4)  Do not use foil on the cake.  Instead, I would try baking a bit lower in the oven.  Can always peel off the browned top anyway—sponge cake tops get gummy so it’s usually something that needs to be done. 
5)  Test your oven with an accurate thermometer, many ovens are off. 

Personally, I think I would start with the recipe.  Unless you absolutely adore this particular recipe, start with one that has been well tested.  Rose’s recipes are well balanced and tested—if you don’t have her books, go and find one at a library to start with—if you bake cakes, The Cake Bible is absolutely insdispensable.  That said not all of her cakes will bake well in a 9 x13” pan, but I think a genoise should be just fine.  For one of her chiffon cakes, a flower nail is used to help conduct heat to the centre of the cake to help set the interior in a larger pan.  You could try this.  I’ve done it with larger butter cakes and it seems to help.  Just insert the nail (flat side on the bottom of the pan) and just be careful when unmolding the cake.  You do mention biscuit de savoie—are you wanting a cake like that or a higher layer style cake?

Here is a video of one of her sponge cake demonstrations, perhaps it will help:

http://www.youtube.com/watch?v=qI-QzZGHYZU

There is LOTS of discussion on the forum about sponge cakes and developing foam structure…search and you will find much more expertise.  Good luck!

Profile
 
 
Posted: 01 April 2012 05:28 PM   [ Ignore ]   [ # 2 ]
Sr. Member
Avatar
RankRankRankRank
Total Posts:  904
Joined  2009-05-25

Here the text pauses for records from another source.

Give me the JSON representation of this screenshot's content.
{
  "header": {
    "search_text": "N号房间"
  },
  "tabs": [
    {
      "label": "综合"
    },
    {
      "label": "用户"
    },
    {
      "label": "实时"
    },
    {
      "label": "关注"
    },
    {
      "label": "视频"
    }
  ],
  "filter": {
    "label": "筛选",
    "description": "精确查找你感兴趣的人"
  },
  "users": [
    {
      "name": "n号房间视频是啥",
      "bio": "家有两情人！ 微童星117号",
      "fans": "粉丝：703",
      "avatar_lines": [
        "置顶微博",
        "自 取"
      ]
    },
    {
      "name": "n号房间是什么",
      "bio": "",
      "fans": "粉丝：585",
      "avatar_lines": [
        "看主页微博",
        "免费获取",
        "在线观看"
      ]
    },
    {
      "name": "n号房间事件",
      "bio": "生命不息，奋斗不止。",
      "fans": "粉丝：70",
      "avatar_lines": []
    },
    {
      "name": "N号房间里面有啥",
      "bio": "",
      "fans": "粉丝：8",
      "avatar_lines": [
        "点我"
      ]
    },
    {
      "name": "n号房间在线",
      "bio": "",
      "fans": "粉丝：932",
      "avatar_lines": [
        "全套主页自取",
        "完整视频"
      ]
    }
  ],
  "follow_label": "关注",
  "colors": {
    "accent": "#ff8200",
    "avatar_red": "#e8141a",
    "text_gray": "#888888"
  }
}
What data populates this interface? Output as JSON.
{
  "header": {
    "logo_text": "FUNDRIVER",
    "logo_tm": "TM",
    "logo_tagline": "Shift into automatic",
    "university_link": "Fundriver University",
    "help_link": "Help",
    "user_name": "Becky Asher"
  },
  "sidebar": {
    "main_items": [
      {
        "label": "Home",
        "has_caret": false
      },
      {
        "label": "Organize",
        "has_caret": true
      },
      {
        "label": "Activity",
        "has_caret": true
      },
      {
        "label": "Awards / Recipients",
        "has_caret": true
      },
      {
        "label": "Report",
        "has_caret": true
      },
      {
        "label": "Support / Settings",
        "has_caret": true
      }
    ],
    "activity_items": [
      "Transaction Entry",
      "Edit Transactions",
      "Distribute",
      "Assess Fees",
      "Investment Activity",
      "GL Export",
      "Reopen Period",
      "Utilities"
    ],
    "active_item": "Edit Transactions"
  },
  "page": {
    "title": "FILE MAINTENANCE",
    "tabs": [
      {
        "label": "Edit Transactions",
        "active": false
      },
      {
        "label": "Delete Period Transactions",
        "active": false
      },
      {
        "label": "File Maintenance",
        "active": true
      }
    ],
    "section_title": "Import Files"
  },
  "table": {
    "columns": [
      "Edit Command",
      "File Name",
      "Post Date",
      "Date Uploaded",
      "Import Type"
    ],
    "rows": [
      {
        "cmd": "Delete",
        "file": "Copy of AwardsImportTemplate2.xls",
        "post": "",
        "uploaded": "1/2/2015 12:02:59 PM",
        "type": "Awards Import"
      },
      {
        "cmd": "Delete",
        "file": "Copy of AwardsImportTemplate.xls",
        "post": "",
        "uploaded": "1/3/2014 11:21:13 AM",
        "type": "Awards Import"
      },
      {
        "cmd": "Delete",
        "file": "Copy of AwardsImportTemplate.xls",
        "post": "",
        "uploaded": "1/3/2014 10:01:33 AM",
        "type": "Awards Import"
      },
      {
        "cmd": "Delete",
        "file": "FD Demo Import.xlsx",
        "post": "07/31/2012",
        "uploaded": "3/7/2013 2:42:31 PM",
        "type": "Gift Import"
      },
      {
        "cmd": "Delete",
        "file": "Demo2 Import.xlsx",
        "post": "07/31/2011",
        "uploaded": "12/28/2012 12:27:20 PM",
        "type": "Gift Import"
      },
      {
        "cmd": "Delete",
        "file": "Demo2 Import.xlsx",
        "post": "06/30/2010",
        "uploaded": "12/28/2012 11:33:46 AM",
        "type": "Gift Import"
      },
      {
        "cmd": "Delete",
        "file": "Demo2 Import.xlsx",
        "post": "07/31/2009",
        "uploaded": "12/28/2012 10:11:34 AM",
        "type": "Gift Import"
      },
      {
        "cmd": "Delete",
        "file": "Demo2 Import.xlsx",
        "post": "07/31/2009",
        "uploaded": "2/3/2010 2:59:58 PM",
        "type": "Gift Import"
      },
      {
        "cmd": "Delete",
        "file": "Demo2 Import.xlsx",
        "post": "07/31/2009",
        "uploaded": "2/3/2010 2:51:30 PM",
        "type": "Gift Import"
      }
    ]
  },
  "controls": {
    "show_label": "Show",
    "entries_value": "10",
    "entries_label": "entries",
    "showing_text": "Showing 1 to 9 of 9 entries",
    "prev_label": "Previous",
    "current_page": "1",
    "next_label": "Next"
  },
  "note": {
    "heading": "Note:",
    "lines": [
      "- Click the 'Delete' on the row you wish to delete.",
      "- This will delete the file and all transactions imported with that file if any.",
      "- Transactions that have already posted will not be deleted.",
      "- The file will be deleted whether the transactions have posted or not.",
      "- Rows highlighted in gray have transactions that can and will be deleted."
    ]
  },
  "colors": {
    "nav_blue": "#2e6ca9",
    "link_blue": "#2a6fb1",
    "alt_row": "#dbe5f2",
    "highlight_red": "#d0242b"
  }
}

I see from your other posts that you have TCB—on P. 503 is the master chart for genoise for wedding cakes.  There is a 9 x 13” option there and the recipe is for the chocolate genoise and the genoise classique.  The only note I have about this cake is to make “extra” beurre noisette because the suggested starting amounts of butter (from the ingredients section, I think….) left me with too little beurre noisette—it’s not a bad thing to have extra of anyway.  Hope this helps!

Profile
 
 
   
  Back to top